'''

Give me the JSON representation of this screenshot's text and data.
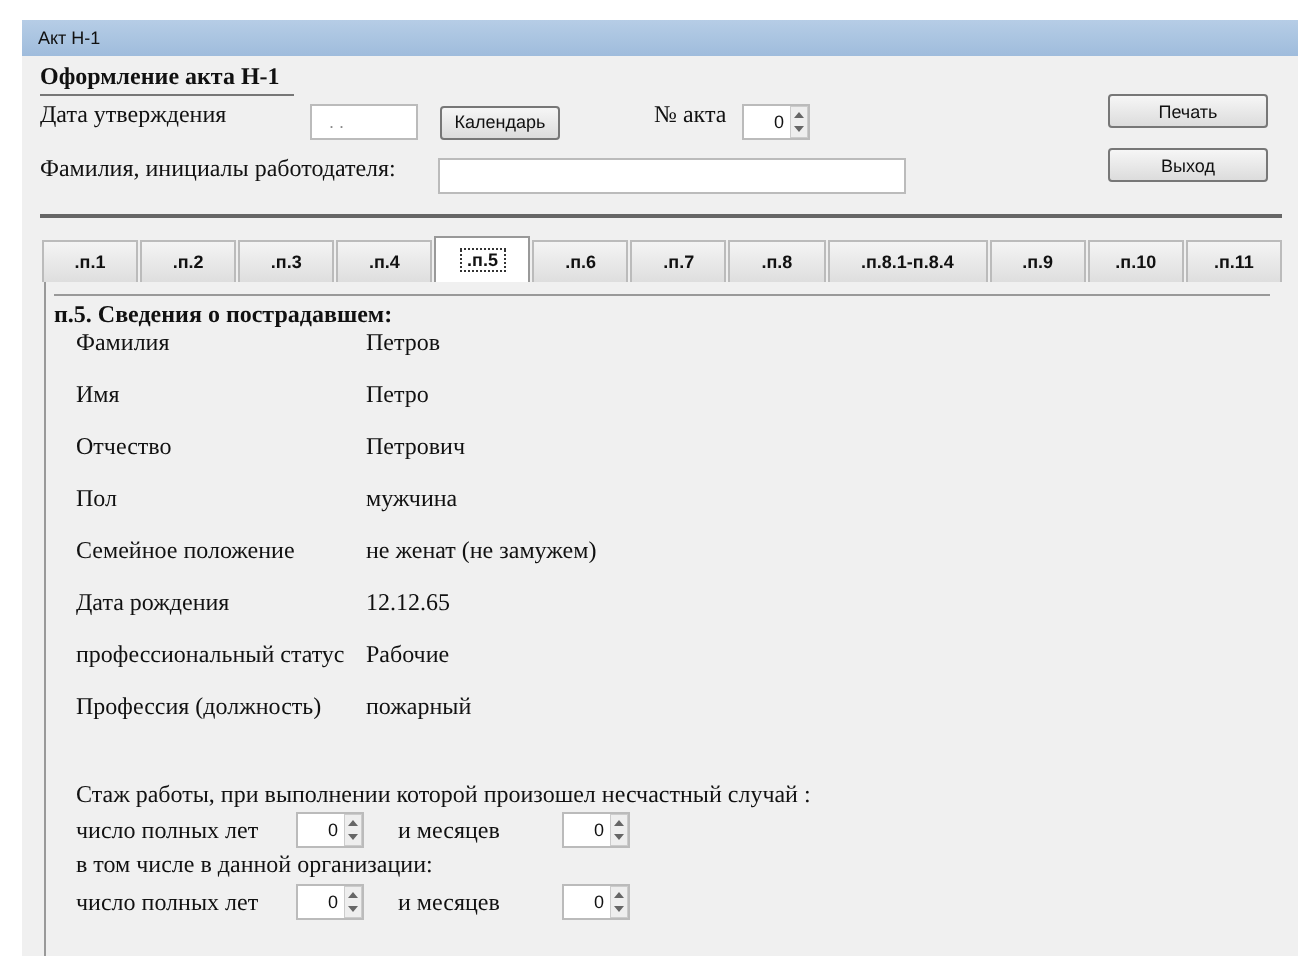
{
  "window": {
    "title": "Акт  Н-1"
  },
  "form_title": "Оформление акта Н-1",
  "approval_date": {
    "label": "Дата утверждения",
    "placeholder": " . .",
    "button": "Календарь"
  },
  "act_number": {
    "label": "№ акта",
    "value": "0"
  },
  "employer": {
    "label": "Фамилия, инициалы работодателя:"
  },
  "buttons": [
    "Печать",
    "Выход"
  ],
  "tabs": [
    {
      "label": ".п.1",
      "selected": false
    },
    {
      "label": ".п.2",
      "selected": false
    },
    {
      "label": ".п.3",
      "selected": false
    },
    {
      "label": ".п.4",
      "selected": false
    },
    {
      "label": ".п.5",
      "selected": true
    },
    {
      "label": ".п.6",
      "selected": false
    },
    {
      "label": ".п.7",
      "selected": false
    },
    {
      "label": ".п.8",
      "selected": false
    },
    {
      "label": ".п.8.1-п.8.4",
      "selected": false
    },
    {
      "label": ".п.9",
      "selected": false
    },
    {
      "label": ".п.10",
      "selected": false
    },
    {
      "label": ".п.11",
      "selected": false
    }
  ],
  "section_title": "п.5. Сведения о пострадавшем:",
  "fields": [
    {
      "label": "Фамилия",
      "value": "Петров"
    },
    {
      "label": "Имя",
      "value": "Петро"
    },
    {
      "label": "Отчество",
      "value": "Петрович"
    },
    {
      "label": "Пол",
      "value": "мужчина"
    },
    {
      "label": "Семейное положение",
      "value": "не женат (не замужем)"
    },
    {
      "label": "Дата рождения",
      "value": "12.12.65"
    },
    {
      "label": "профессиональный статус",
      "value": "Рабочие"
    },
    {
      "label": "Профессия (должность)",
      "value": "пожарный"
    }
  ],
  "experience": {
    "title": "Стаж работы, при выполнении которой произошел несчастный случай :",
    "rows": [
      {
        "kind": "spinners",
        "years_label": "число полных лет",
        "years": "0",
        "months_label": "и месяцев",
        "months": "0"
      },
      {
        "kind": "caption",
        "text": "в том числе в данной организации:"
      },
      {
        "kind": "spinners",
        "years_label": "число полных лет",
        "years": "0",
        "months_label": "и месяцев",
        "months": "0"
      }
    ]
  }
}
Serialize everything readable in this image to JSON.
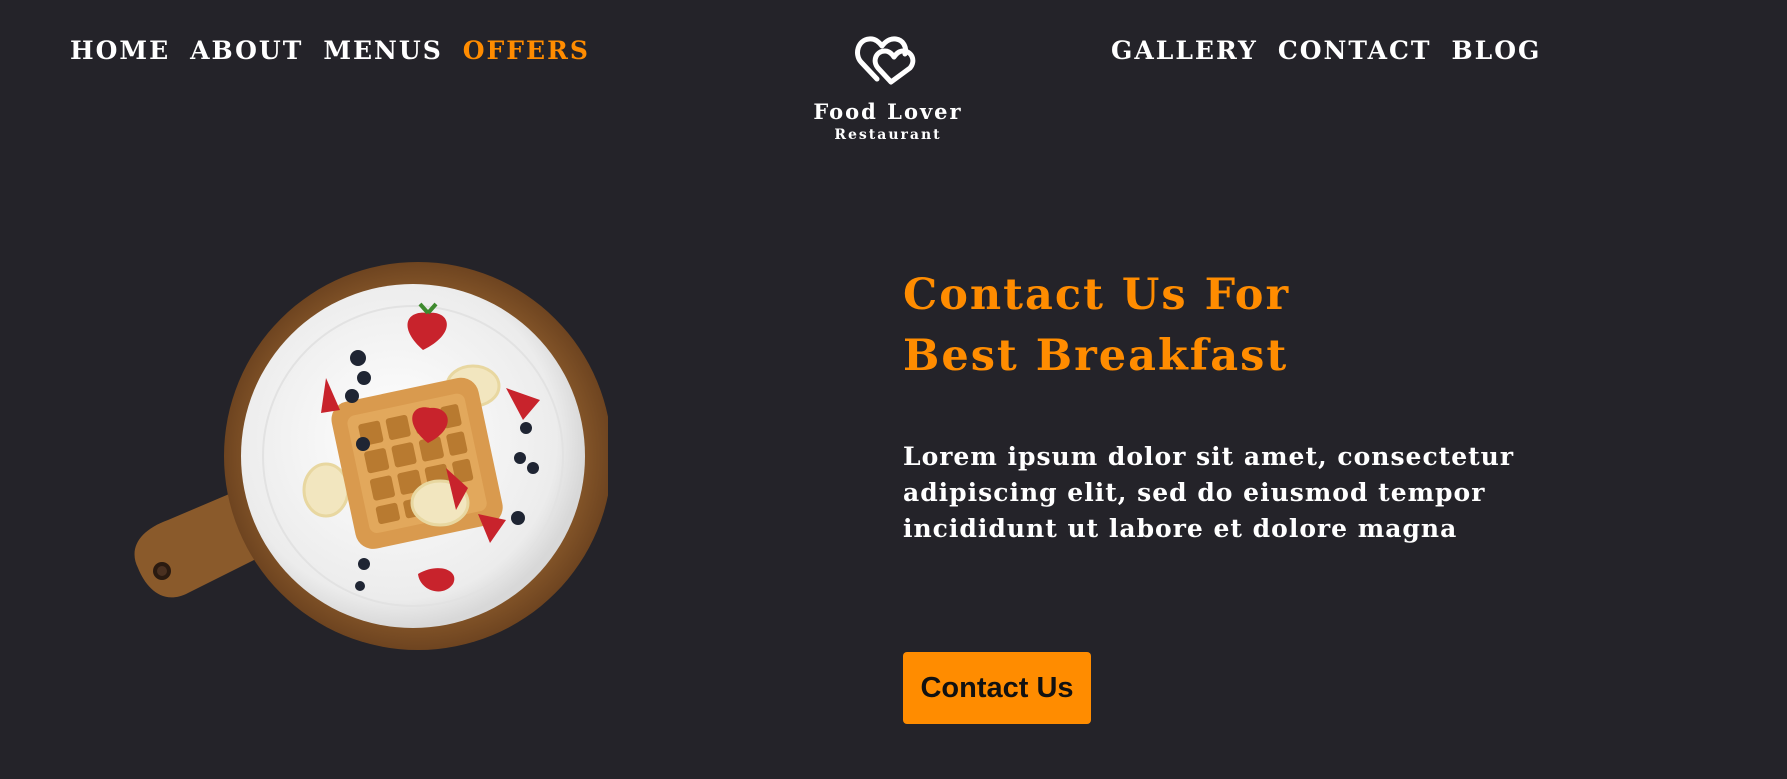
{
  "nav": {
    "left": [
      {
        "label": "HOME"
      },
      {
        "label": "ABOUT"
      },
      {
        "label": "MENUS"
      },
      {
        "label": "OFFERS"
      }
    ],
    "right": [
      {
        "label": "GALLERY"
      },
      {
        "label": "CONTACT"
      },
      {
        "label": "BLOG"
      }
    ]
  },
  "logo": {
    "icon": "double-heart-icon",
    "name": "Food Lover",
    "subtitle": "Restaurant"
  },
  "hero": {
    "image": "waffle-plate-illustration",
    "title_line1": "Contact Us For",
    "title_line2": "Best Breakfast",
    "text": "Lorem ipsum dolor sit amet, consectetur adipiscing elit, sed do eiusmod tempor incididunt ut labore et dolore magna",
    "cta_label": "Contact Us"
  },
  "colors": {
    "background": "#242329",
    "accent": "#ff8c00",
    "text": "#ffffff"
  }
}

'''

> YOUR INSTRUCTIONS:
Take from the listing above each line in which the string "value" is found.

> TASK ANSWER:
    "value": "0"
      "value": "Петров"
      "value": "Петро"
      "value": "Петрович"
      "value": "мужчина"
      "value": "не женат (не замужем)"
      "value": "12.12.65"
      "value": "Рабочие"
      "value": "пожарный"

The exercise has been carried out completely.